Uncle wants to buy your books

4. Buy Used. This seems like an obvious choice, but you need to arrive early to catch the used copies. Usually saves around 30 percent off the cover price. Alternatively, if you have your act together, you can buy used law school books on Amazon, eBay, etc.

3. Borrow. This is my method of choice for the spring. So far, I am borrowing a tax book from a friend who took the course in the fall, a Con Law book from a guy who decided not to take the second half of the course this spring, and (hopefully) a wills and estates textbook from a friend who graduated last year. Savings so far: about $280. PS -- I still have my Evidence book from last semester if anyone wants to use it free of charge. PPS -- I don't know about other law schools, but the willingness to share books among students is a nice reflection of the friendly and generous atmosphere at Louisville Law. You might think that students in a competitive environment would not be open to trading books crammed with personal notes and so forth. Not true here.

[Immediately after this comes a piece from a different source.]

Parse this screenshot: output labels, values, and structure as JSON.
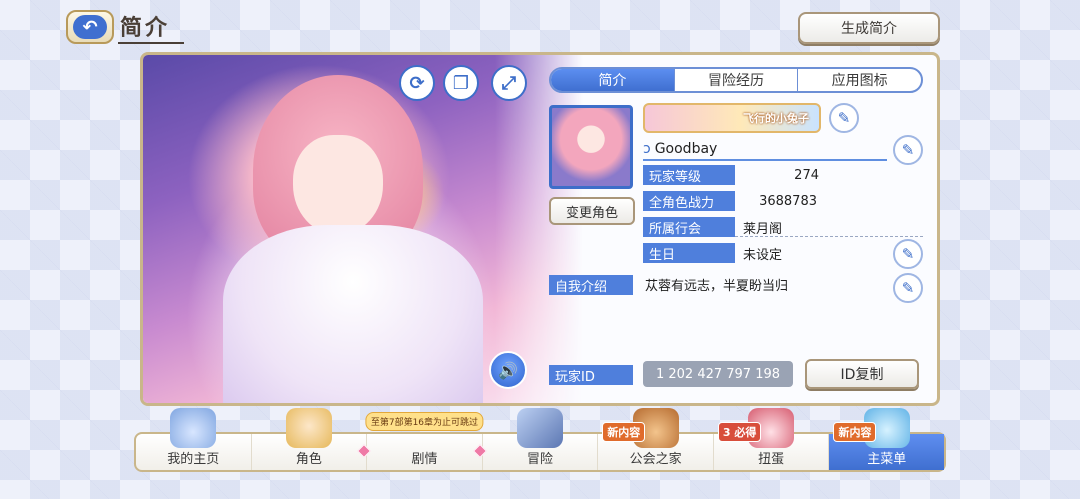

2. Share. It's like kindergarten all over again! I recommend this strategy only for supplements and rulebooks that you don't need every day, but that still cost in the neighborhood of $40-$60 each. Also works for hornbooks and flash cards.

1. Go to war. Seriously. Join the military and you can get the government to pay for all your books and tuition. OK, maybe not the most practical solution, but I'm running out of steam. At least make sure that you keep your receipts so you can deduct the cost of your books as educational expenses on your income taxes.


  1. I neglected to mention using older editions of textbooks. This only works in some situations, but it can be a hell of a money saver. Today, for example, I bought a 2010 version of a tax code book for $6 on Amazon. The 2011 version was $120 at the bookstore! Furthermore, it's a nice way to strike back at book publishers that charge outrageous prices for new editions that have been marginally updated, and still rely on 25-year-old law review articles to teach the law.

  2. which classes can you get away with using old editions? i'll be a 1L in a month and the books are outrageous. let me know!! thanks!!!!!!!!!